All the Courts of Appeals facing the question of reason to know should just go read this one (I’m looking at you, Colorado).
In this case the court ordered another investigation to ensure the children were not Indian children, and this bothered the state So Much that it asked for a writ of prohibition to avoid the order. The Court is pretty clear that the lower court has the power to order an investigation and dismisses the state’s argument that the lower court didn’t have “reason to know” in one succinct paragraph.
Finally, we reject the county’s assertion that the district court erroneously replaced the reason–to–know standard with a lower standard: that the children “might” be Indian children. “[R]eason to know” is “[i]nformation from which a person of ordinary intelligence . . . would infer that the fact in question exists or that there is a substantial enough chance of its existence that, if the person exercises reasonable care, the person can assume the fact exists.” Black’s Law Dictionary 1520 (11th ed. 2019). The word “might” means “to express possibility.” Random House Dictionary of the English Language Unabridged 1219 (2d ed. 1987). There is significant overlap between when a court “has reason to know” that a child is an Indian child and when there is a “possibility” that a child is an Indian child. On this record, we cannot say that the district court applied an incorrect standard. Moreover, as noted, even if a court has something less than a reason to know that a child is an Indian child, the court may nevertheless “choose to require additional investigation into whether there is a “reason to know” the child is an Indian child.” ICWA Guidelines, supra, at 11
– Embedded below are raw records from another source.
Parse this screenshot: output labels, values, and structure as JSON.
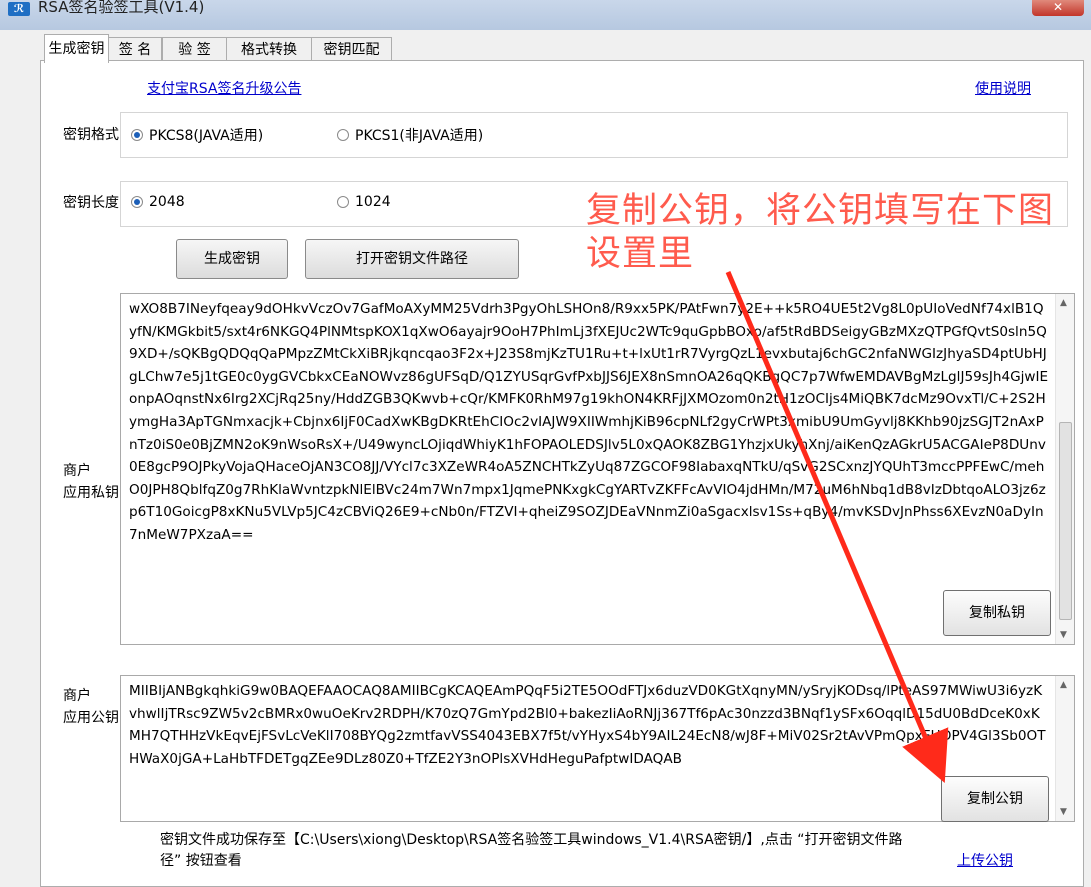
{
  "window": {
    "title": "RSA签名验签工具(V1.4)",
    "close": "✕"
  },
  "tabs": [
    "生成密钥",
    "签 名",
    "验 签",
    "格式转换",
    "密钥匹配"
  ],
  "links": {
    "announcement": "支付宝RSA签名升级公告",
    "manual": "使用说明",
    "upload_public_key": "上传公钥"
  },
  "key_format": {
    "label": "密钥格式：",
    "options": [
      "PKCS8(JAVA适用)",
      "PKCS1(非JAVA适用)"
    ],
    "selected": "PKCS8(JAVA适用)"
  },
  "key_length": {
    "label": "密钥长度：",
    "options": [
      "2048",
      "1024"
    ],
    "selected": "2048"
  },
  "buttons": {
    "generate": "生成密钥",
    "open_path": "打开密钥文件路径",
    "copy_private": "复制私钥",
    "copy_public": "复制公钥"
  },
  "private_key": {
    "label_line1": "商户",
    "label_line2": "应用私钥：",
    "value": "wXO8B7INeyfqeay9dOHkvVczOv7GafMoAXyMM25Vdrh3PgyOhLSHOn8/R9xx5PK/PAtFwn7y2E++k5RO4UE5t2Vg8L0pUIoVedNf74xlB1QyfN/KMGkbit5/sxt4r6NKGQ4PlNMtspKOX1qXwO6ayajr9OoH7PhImLj3fXEJUc2WTc9quGpbBOxo/af5tRdBDSeigyGBzMXzQTPGfQvtS0sln5Q9XD+/sQKBgQDQqQaPMpzZMtCkXiBRjkqncqao3F2x+J23S8mjKzTU1Ru+t+lxUt1rR7VyrgQzL1evxbutaj6chGC2nfaNWGIzJhyaSD4ptUbHJgLChw7e5j1tGE0c0ygGVCbkxCEaNOWvz86gUFSqD/Q1ZYUSqrGvfPxbJJS6JEX8nSmnOA26qQKBgQC7p7WfwEMDAVBgMzLglJ59sJh4GjwIEonpAOqnstNx6Irg2XCjRq25ny/HddZGB3QKwvb+cQr/KMFK0RhM97g19khON4KRFjJXMOzom0n2tH1zOCIjs4MiQBK7dcMz9OvxTl/C+2S2HymgHa3ApTGNmxacjk+Cbjnx6IjF0CadXwKBgDKRtEhCIOc2vIAJW9XIIWmhjKiB96cpNLf2gyCrWPt3xmibU9UmGyvlj8KKhb90jzSGJT2nAxPnTz0iS0e0BjZMN2oK9nWsoRsX+/U49wyncLOjiqdWhiyK1hFOPAOLEDSJlv5L0xQAOK8ZBG1YhzjxUkyhXnj/aiKenQzAGkrU5ACGAIeP8DUnv0E8gcP9OJPkyVojaQHaceOjAN3CO8JJ/VYcl7c3XZeWR4oA5ZNCHTkZyUq87ZGCOF98IabaxqNTkU/qSvG2SCxnzJYQUhT3mccPPFEwC/mehO0JPH8QblfqZ0g7RhKlaWvntzpkNlElBVc24m7Wn7mpx1JqmePNKxgkCgYARTvZKFFcAvVIO4jdHMn/M72uM6hNbq1dB8vIzDbtqoALO3jz6zp6T10GoicgP8xKNu5VLVp5JC4zCBViQ26E9+cNb0n/FTZVI+qheiZ9SOZJDEaVNnmZi0aSgacxlsv1Ss+qBy4/mvKSDvJnPhss6XEvzN0aDyIn7nMeW7PXzaA=="
  },
  "public_key": {
    "label_line1": "商户",
    "label_line2": "应用公钥：",
    "value": "MIIBIjANBgkqhkiG9w0BAQEFAAOCAQ8AMIIBCgKCAQEAmPQqF5i2TE5OOdFTJx6duzVD0KGtXqnyMN/ySryjKODsq/lPteAS97MWiwU3i6yzKvhwlIjTRsc9ZW5v2cBMRx0wuOeKrv2RDPH/K70zQ7GmYpd2Bl0+bakezIiAoRNJj367Tf6pAc30nzzd3BNqf1ySFx6OqqlD15dU0BdDceK0xKMH7QTHHzVkEqvEjFSvLcVeKlI708BYQg2zmtfavVSS4043EBX7f5t/vYHyxS4bY9AIL24EcN8/wJ8F+MiV02Sr2tAvVPmQpxFHOPV4Gl3Sb0OTHWaX0jGA+LaHbTFDETgqZEe9DLz80Z0+TfZE2Y3nOPlsXVHdHeguPafptwIDAQAB"
  },
  "annotation": {
    "line1": "复制公钥，将公钥填写在下图",
    "line2": "设置里"
  },
  "status": {
    "text": "密钥文件成功保存至【C:\\Users\\xiong\\Desktop\\RSA签名验签工具windows_V1.4\\RSA密钥/】,点击 “打开密钥文件路径” 按钮查看"
  },
  "colors": {
    "annotation_red": "#ff5b4d",
    "link_blue": "#0000cc",
    "arrow_red": "#ff2a1a"
  }
}
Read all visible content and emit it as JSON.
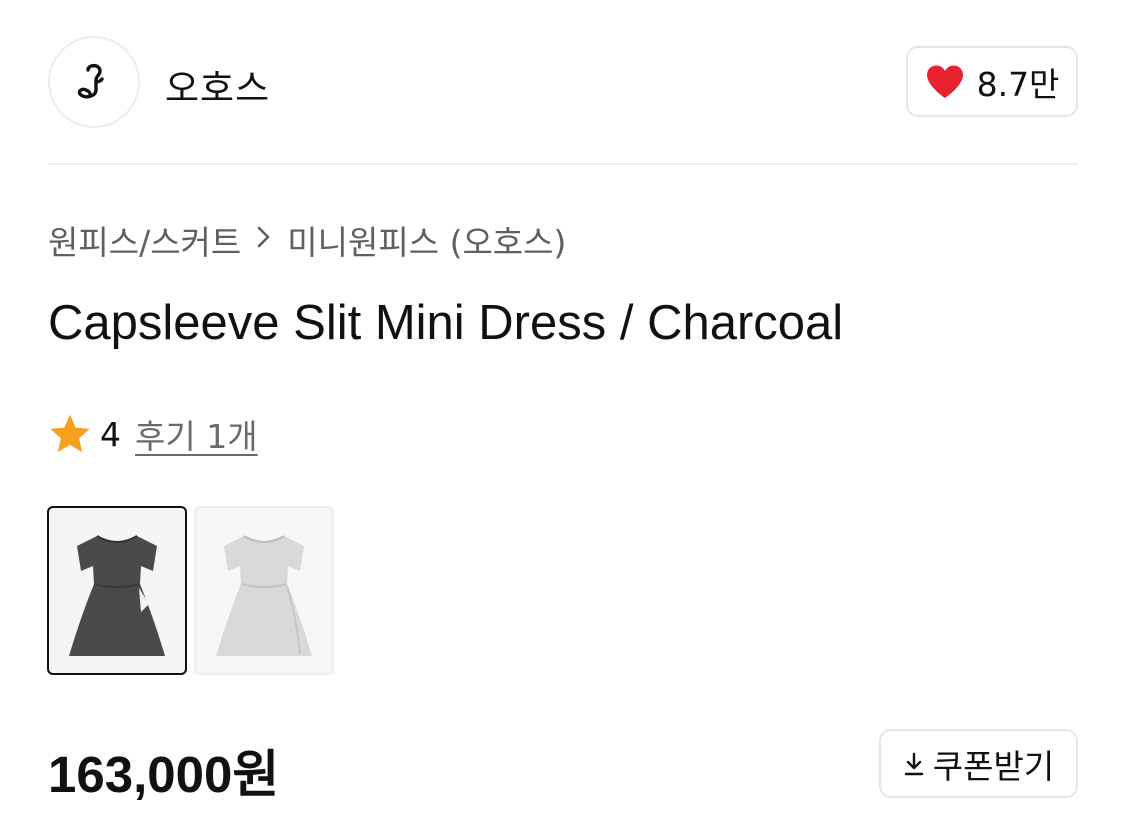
{
  "brand": {
    "name": "오호스",
    "logo_icon": "music-note-logo-icon"
  },
  "like": {
    "icon": "heart-icon",
    "color": "#e8212e",
    "count": "8.7만"
  },
  "breadcrumb": {
    "category": "원피스/스커트",
    "separator_icon": "chevron-right-icon",
    "subcategory": "미니원피스 (오호스)"
  },
  "product": {
    "title": "Capsleeve Slit Mini Dress / Charcoal"
  },
  "rating": {
    "icon": "star-icon",
    "star_color": "#f7a01b",
    "score": "4",
    "reviews_label": "후기 1개"
  },
  "thumbnails": [
    {
      "color": "charcoal",
      "selected": true
    },
    {
      "color": "light-gray",
      "selected": false
    }
  ],
  "price": {
    "value": "163,000원"
  },
  "coupon": {
    "icon": "download-arrow-icon",
    "label": "쿠폰받기"
  }
}
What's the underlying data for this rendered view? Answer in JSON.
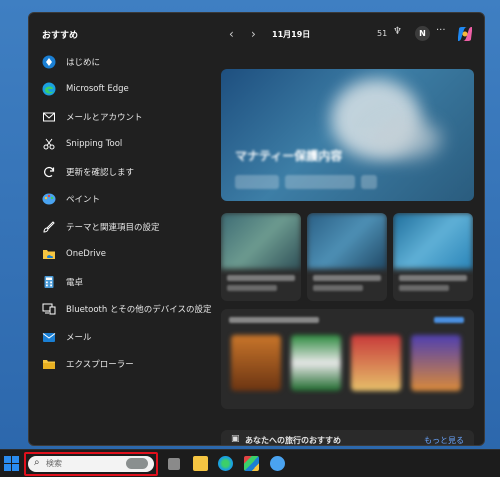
{
  "start_panel": {
    "recommended_title": "おすすめ",
    "items": [
      {
        "label": "はじめに",
        "icon": "tips-icon",
        "color": "#1a7fd4"
      },
      {
        "label": "Microsoft Edge",
        "icon": "edge-icon",
        "color": "#1aa0e0"
      },
      {
        "label": "メールとアカウント",
        "icon": "mail-account-icon",
        "color": "#ffffff"
      },
      {
        "label": "Snipping Tool",
        "icon": "snipping-tool-icon",
        "color": "#ffffff"
      },
      {
        "label": "更新を確認します",
        "icon": "refresh-icon",
        "color": "#ffffff"
      },
      {
        "label": "ペイント",
        "icon": "paint-icon",
        "color": "#4aa3f0"
      },
      {
        "label": "テーマと関連項目の設定",
        "icon": "brush-icon",
        "color": "#ffffff"
      },
      {
        "label": "OneDrive",
        "icon": "folder-onedrive-icon",
        "color": "#f5c542"
      },
      {
        "label": "電卓",
        "icon": "calculator-icon",
        "color": "#4a9bd8"
      },
      {
        "label": "Bluetooth とその他のデバイスの設定",
        "icon": "devices-icon",
        "color": "#ffffff"
      },
      {
        "label": "メール",
        "icon": "mail-icon",
        "color": "#1a7fd4"
      },
      {
        "label": "エクスプローラー",
        "icon": "file-explorer-icon",
        "color": "#f5c542"
      }
    ]
  },
  "feed": {
    "date": "11月19日",
    "temperature": "51",
    "avatar_initial": "N",
    "more_label": "···",
    "hero_title": "マナティー保護内容",
    "trip_title": "あなたへの旅行のおすすめ",
    "trip_more": "もっと見る"
  },
  "taskbar": {
    "search_placeholder": "検索"
  }
}
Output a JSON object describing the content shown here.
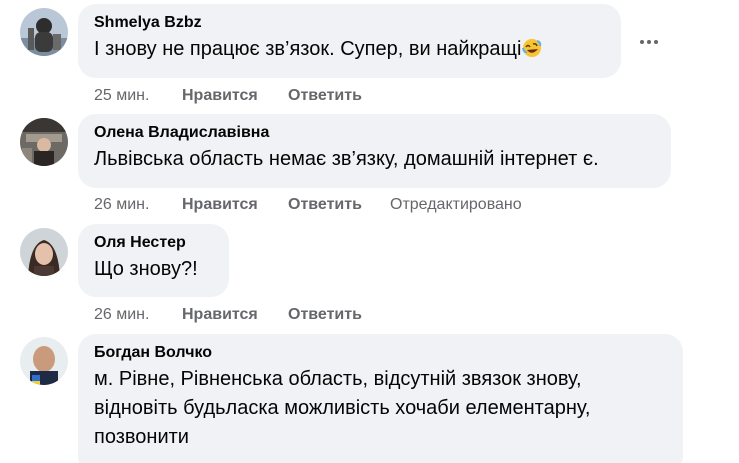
{
  "comments": [
    {
      "author": "Shmelya Bzbz",
      "text": "І знову не працює зв’язок. Супер, ви найкращі",
      "emoji": "rolling-on-the-floor-laughing-emoji",
      "time": "25 мин.",
      "like": "Нравится",
      "reply": "Ответить",
      "edited": ""
    },
    {
      "author": "Олена Владиславівна",
      "text": "Львівська область немає зв’язку, домашній інтернет є.",
      "time": "26 мин.",
      "like": "Нравится",
      "reply": "Ответить",
      "edited": "Отредактировано"
    },
    {
      "author": "Оля Нестер",
      "text": "Що знову?!",
      "time": "26 мин.",
      "like": "Нравится",
      "reply": "Ответить",
      "edited": ""
    },
    {
      "author": "Богдан Волчко",
      "text_lines": [
        "м. Рівне, Рівненська область, відсутній звязок знову,",
        "відновіть будьласка можливість хочаби елементарну,",
        "позвонити"
      ]
    }
  ],
  "icons": {
    "more_options": "more-horizontal-icon"
  },
  "colors": {
    "bubble": "#f0f2f5",
    "text": "#050505",
    "secondary": "#65676b"
  }
}
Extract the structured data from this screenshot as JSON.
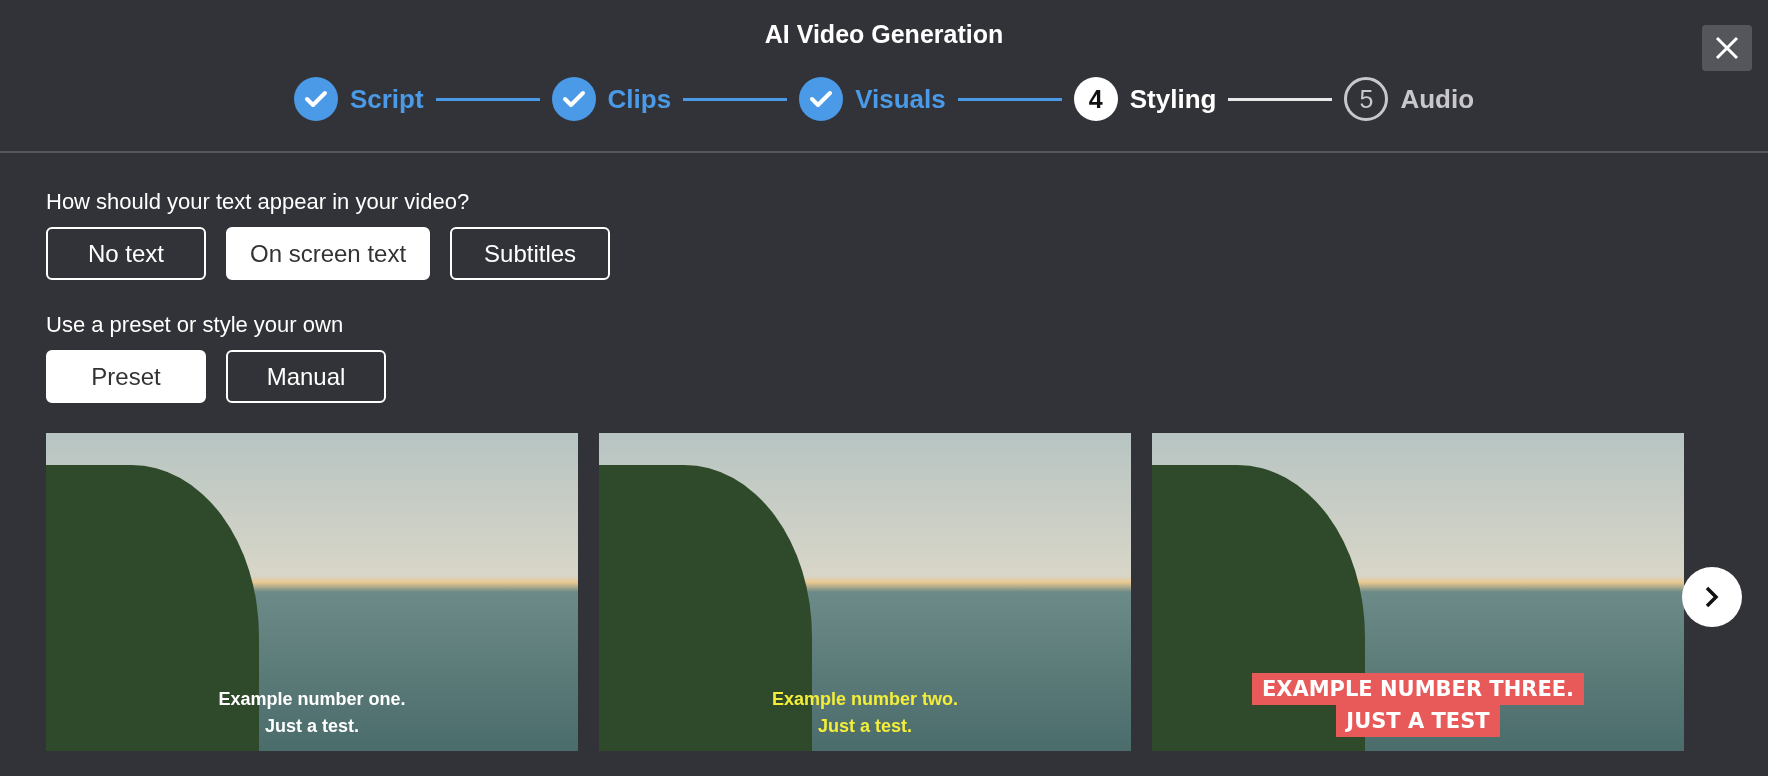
{
  "title": "AI Video Generation",
  "steps": [
    {
      "label": "Script",
      "kind": "done"
    },
    {
      "label": "Clips",
      "kind": "done"
    },
    {
      "label": "Visuals",
      "kind": "done"
    },
    {
      "label": "Styling",
      "number": "4",
      "kind": "current"
    },
    {
      "label": "Audio",
      "number": "5",
      "kind": "upcoming"
    }
  ],
  "text_question": "How should your text appear in your video?",
  "text_options": [
    {
      "label": "No text",
      "selected": false
    },
    {
      "label": "On screen text",
      "selected": true
    },
    {
      "label": "Subtitles",
      "selected": false
    }
  ],
  "style_question": "Use a preset or style your own",
  "style_options": [
    {
      "label": "Preset",
      "selected": true
    },
    {
      "label": "Manual",
      "selected": false
    }
  ],
  "presets": [
    {
      "kind": "plain",
      "lines": [
        "Example number one.",
        "Just a test."
      ]
    },
    {
      "kind": "yellow",
      "lines": [
        "Example number two.",
        "Just a test."
      ]
    },
    {
      "kind": "boxed",
      "lines": [
        "EXAMPLE NUMBER THREE.",
        "JUST A TEST"
      ]
    }
  ]
}
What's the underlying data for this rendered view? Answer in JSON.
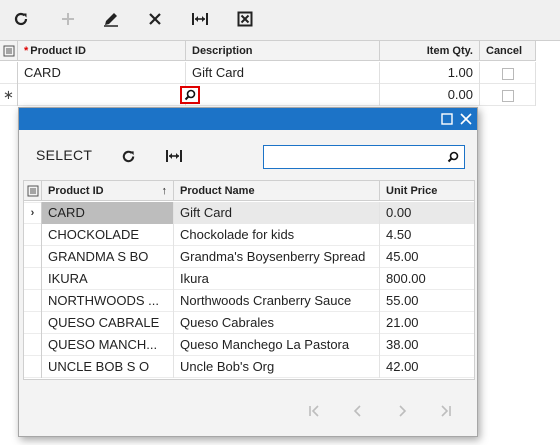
{
  "toolbar": {
    "icons": [
      "refresh-icon",
      "add-icon",
      "edit-icon",
      "delete-icon",
      "fit-columns-icon",
      "export-icon"
    ]
  },
  "grid": {
    "headers": {
      "product_id": "Product ID",
      "description": "Description",
      "item_qty": "Item Qty.",
      "cancel": "Cancel"
    },
    "required_marker": "*",
    "rows": [
      {
        "product_id": "CARD",
        "description": "Gift Card",
        "item_qty": "1.00",
        "cancel": false
      },
      {
        "product_id": "",
        "description": "",
        "item_qty": "0.00",
        "cancel": false
      }
    ],
    "new_row_marker": "∗"
  },
  "popup": {
    "select_label": "SELECT",
    "search_value": "",
    "headers": {
      "product_id": "Product ID",
      "product_name": "Product Name",
      "unit_price": "Unit Price"
    },
    "sort_indicator": "↑",
    "selected_marker": "›",
    "rows": [
      {
        "product_id": "CARD",
        "product_name": "Gift Card",
        "unit_price": "0.00"
      },
      {
        "product_id": "CHOCKOLADE",
        "product_name": "Chockolade for kids",
        "unit_price": "4.50"
      },
      {
        "product_id": "GRANDMA S BO",
        "product_name": "Grandma's Boysenberry Spread",
        "unit_price": "45.00"
      },
      {
        "product_id": "IKURA",
        "product_name": "Ikura",
        "unit_price": "800.00"
      },
      {
        "product_id": "NORTHWOODS ...",
        "product_name": "Northwoods Cranberry Sauce",
        "unit_price": "55.00"
      },
      {
        "product_id": "QUESO CABRALE",
        "product_name": "Queso Cabrales",
        "unit_price": "21.00"
      },
      {
        "product_id": "QUESO MANCH...",
        "product_name": "Queso Manchego La Pastora",
        "unit_price": "38.00"
      },
      {
        "product_id": "UNCLE BOB S O",
        "product_name": "Uncle Bob's Org",
        "unit_price": "42.00"
      }
    ]
  },
  "colors": {
    "title_bar": "#1c73c7",
    "required": "#dd0000",
    "lookup_highlight": "#e00000"
  }
}
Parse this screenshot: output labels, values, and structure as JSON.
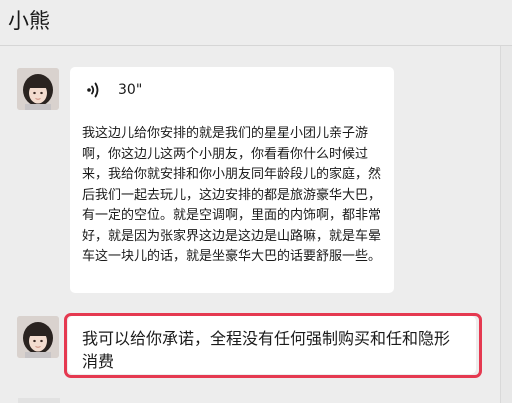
{
  "window": {
    "title": "小熊"
  },
  "messages": [
    {
      "type": "voice",
      "sender_avatar": "girl-portrait-avatar",
      "voice_icon": "voice-wave-icon",
      "duration": "30\"",
      "transcript": "我这边儿给你安排的就是我们的星星小团儿亲子游啊，你这边儿这两个小朋友，你看看你什么时候过来，我给你就安排和你小朋友同年龄段儿的家庭，然后我们一起去玩儿，这边安排的都是旅游豪华大巴，有一定的空位。就是空调啊，里面的内饰啊，都非常好，就是因为张家界这边是这边是山路嘛，就是车晕车这一块儿的话，就是坐豪华大巴的话要舒服一些。"
    },
    {
      "type": "text",
      "sender_avatar": "girl-portrait-avatar",
      "text": "我可以给你承诺，全程没有任何强制购买和任和隐形消费",
      "highlight_color": "#e53950"
    }
  ],
  "colors": {
    "background": "#ededed",
    "bubble": "#ffffff",
    "highlight": "#e53950"
  }
}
Here is the unpublished opinion in State v. Randall:
Gov. Walz appoints Sarah Wheelock to fill vacancy on the Minnesota Court of Appeals
Bench & Bar of Minnesota | Minnesota State Bar Association
By Claire Lancaster
Minnesota Governor Appoints Meskwaki Tribal Citizen Sarah Wheelock to Serve on State’s Court of Appeals
Native News Online
By Native News Online Staff
I get asked a lot–just last week, in fact–to address the claim that Native children are often ripped from loving foster homes where they have been for a long time because the Tribe wants something different. I think the fact pattern in this case is more usual–the child was in the home (an Indian foster home) for five months when the Tribe requested visitation between her and her grandmother. Within a year, the state child welfare department petitioned to move the child to her grandmother. The original placement was always a foster placement and ICWA applied to this child from very early on in the proceedings. Moving a child to a permanent relative home within a year is very fast for a child welfare case. And yet still, the foster family intervened and attempted to stop the transfer to tribal court and regain custody of the child.
The Court of appeals here affirmed the lower court’s decision to transfer.
Here is the unpublished opinion in State of Minnesota by Malcom vs. Southwest School of Dance LLC:
Minnesota v Southwest School of Dance
Here is the opinion in In the Matter of the Application of Enbridge Energy.
Here is the opinion in Walsh v. State:
Link to the reservation boundaries case here.
Here is the unpublished opinion in Irv’s Boomin’ Fireworks LLC v. Muhar:
Earlier case here.